Work order »
Repeat each entry word for word; the images are not part of the copy.

Dataset rows describing interfaces »
+++
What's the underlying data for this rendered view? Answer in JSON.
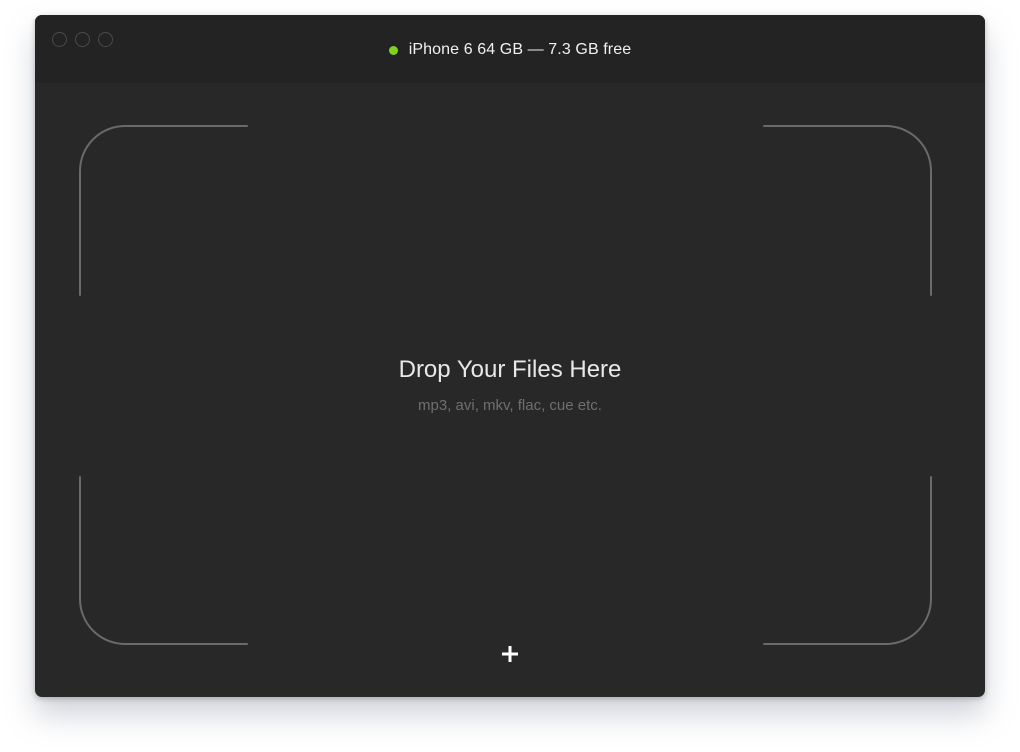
{
  "window": {
    "device": {
      "status_color": "#7ed321",
      "label": "iPhone 6 64 GB — 7.3 GB free"
    }
  },
  "drop_zone": {
    "title": "Drop Your Files Here",
    "subtitle": "mp3, avi, mkv, flac, cue etc."
  },
  "add_button": {
    "icon": "plus-icon"
  }
}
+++
Solution to the problem »
What's the underlying data for this rendered view? Answer in JSON.
{
  "window": {
    "device": {
      "status_color": "#7ed321",
      "label": "iPhone 6 64 GB — 7.3 GB free"
    }
  },
  "drop_zone": {
    "title": "Drop Your Files Here",
    "subtitle": "mp3, avi, mkv, flac, cue etc."
  },
  "add_button": {
    "icon": "plus-icon"
  }
}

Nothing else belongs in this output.